Role of preexisting disease in patients' perceptions of health-related quality of life after intensive care.
2005 (English)In: Critical Care Medicine, ISSN 0090-3493, E-ISSN 1530-0293, Vol. 33, no 7, 1557-1564 p.Article in journal (Refereed) Published
OBJECTIVES: To find out how patients perceive their health-related quality of life after they have been treated in an intensive care unit and whether preexisting disease influenced their perception.
DESIGN:: Follow-up, quantitative, dual-site study.
SETTING: Combined medical and surgical intensive care units of one university and one general hospital in Sweden.

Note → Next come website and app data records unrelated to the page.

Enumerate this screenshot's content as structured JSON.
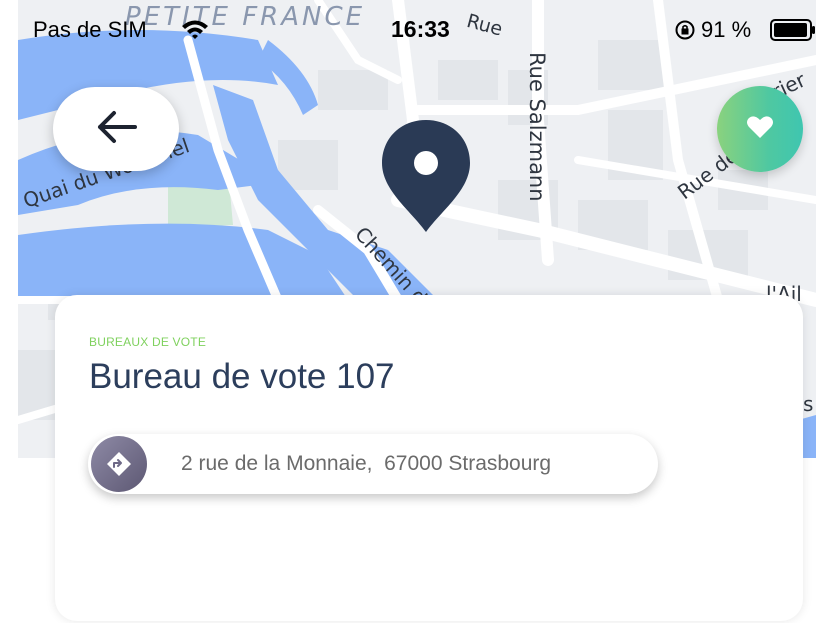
{
  "status_bar": {
    "carrier": "Pas de SIM",
    "time": "16:33",
    "battery": "91 %",
    "icons": [
      "wifi-icon",
      "orientation-lock-icon",
      "battery-icon"
    ]
  },
  "map": {
    "labels": {
      "district": "PETITE FRANCE",
      "quai": "Quai du Woerthel",
      "chemin": "Chemin d",
      "salzmann": "Rue Salzmann",
      "rue_top": "Rue",
      "rue_right": "Rue de",
      "frag_top_right": "rier",
      "frag_mid_right": "l'Ail",
      "frag_edge": "s"
    },
    "colors": {
      "water": "#8ab4f8",
      "park": "#cfe8d6",
      "land": "#eef0f3",
      "road": "#ffffff"
    }
  },
  "buttons": {
    "back_icon": "arrow-left-icon",
    "favorite_icon": "heart-icon"
  },
  "marker": {
    "icon": "location-pin-icon",
    "color": "#2a3a55"
  },
  "card": {
    "category": "BUREAUX DE VOTE",
    "title": "Bureau de vote 107",
    "address": "2 rue de la Monnaie,  67000 Strasbourg",
    "address_icon": "directions-icon"
  },
  "colors": {
    "accent_green": "#7fd15e",
    "title_navy": "#2c3e5c",
    "favorite_gradient_start": "#8ad27e",
    "favorite_gradient_end": "#3fc6b0"
  }
}
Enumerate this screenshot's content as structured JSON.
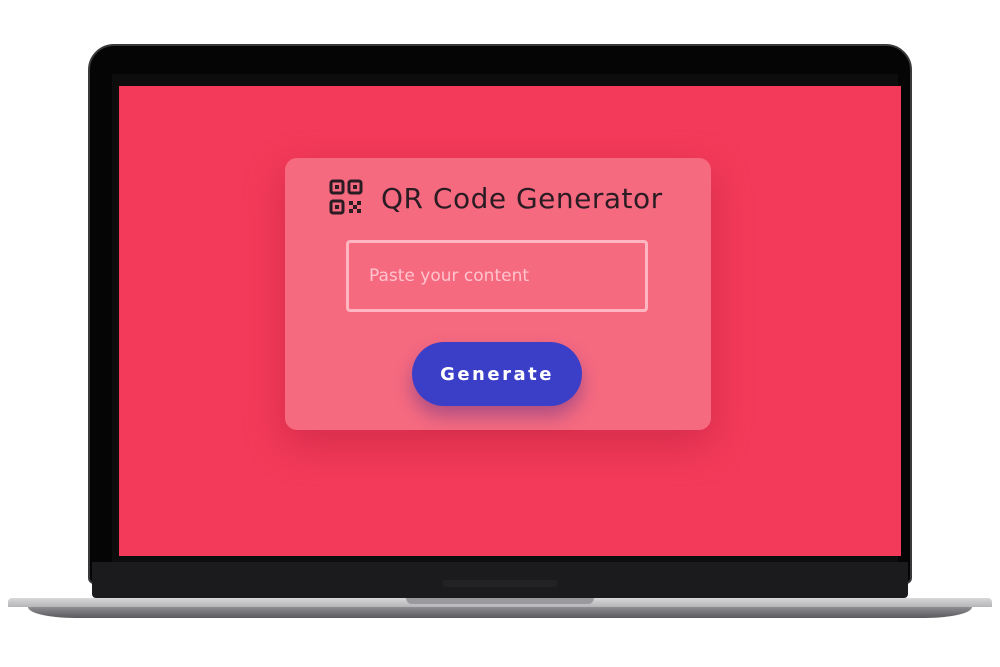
{
  "app": {
    "title": "QR Code Generator",
    "icon": "qr-code-icon"
  },
  "form": {
    "input_value": "",
    "input_placeholder": "Paste your content",
    "generate_label": "Generate"
  },
  "colors": {
    "screen_background": "#f43a5a",
    "card_background": "#f66a7f",
    "button_background": "#3b3fc7",
    "input_border": "#ffb6c1",
    "title_text": "#2b1c24"
  }
}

PATIENTS: Among the 1,938 patients admitted, 562 were considered eligible (>24 hrs in the intensive care unit, and age >18 yrs). The effect of preexisting disease was assessed by use of a large reference group, a random sample (n = 10,000) of the main intake area of the hospitals.
MEASUREMENTS AND MAIN RESULTS: During 2000-2002, data were collected from the intensive care unit register and from a questionnaire mailed to the patients 6 months after their discharge from hospital. Subjects in the reference group were sent postal questionnaires during 1999. Of the patients in the intensive care unit group, 74% had preexisting diseases compared with 51% in the reference group. Six months after discharge, health-related quality of life was significantly lower among patients than in the reference group. When comparisons were restricted to the previously healthy people in both groups, the observed differences were about halved, and when we compared the patients in the intensive care unit who had preexisting diseases with subjects in the reference group who had similar diseases, we found little difference in perceived health-related quality of life. In some dimensions of health-related quality of life, we found no differences between patients in the intensive care unit and the subjects in the reference population.
CONCLUSIONS: Preexisting diseases significantly affect the extent of the decline of health-related quality of life after critical care, and this effect may have been underestimated in the past. As most patients who are admitted to an intensive care unit have at least one preexisting disease, it is important to account for these effects when examining outcome.
Place, publisher, year, edition, pages
2005. Vol. 33, no 7, 1557-1564 p.
health-related quality of life, intensive care, comorbidity, treatment outcome, control group, subgroup comparison
Medical and Health Sciences
IdentifiersURN: urn:nbn:se:liu:diva-17824DOI: 10.1097/01.CCM.0000168208.32006.1CPubMedID: 16003062OAI: oai:DiVA.org:liu-17824DiVA: diva2:212374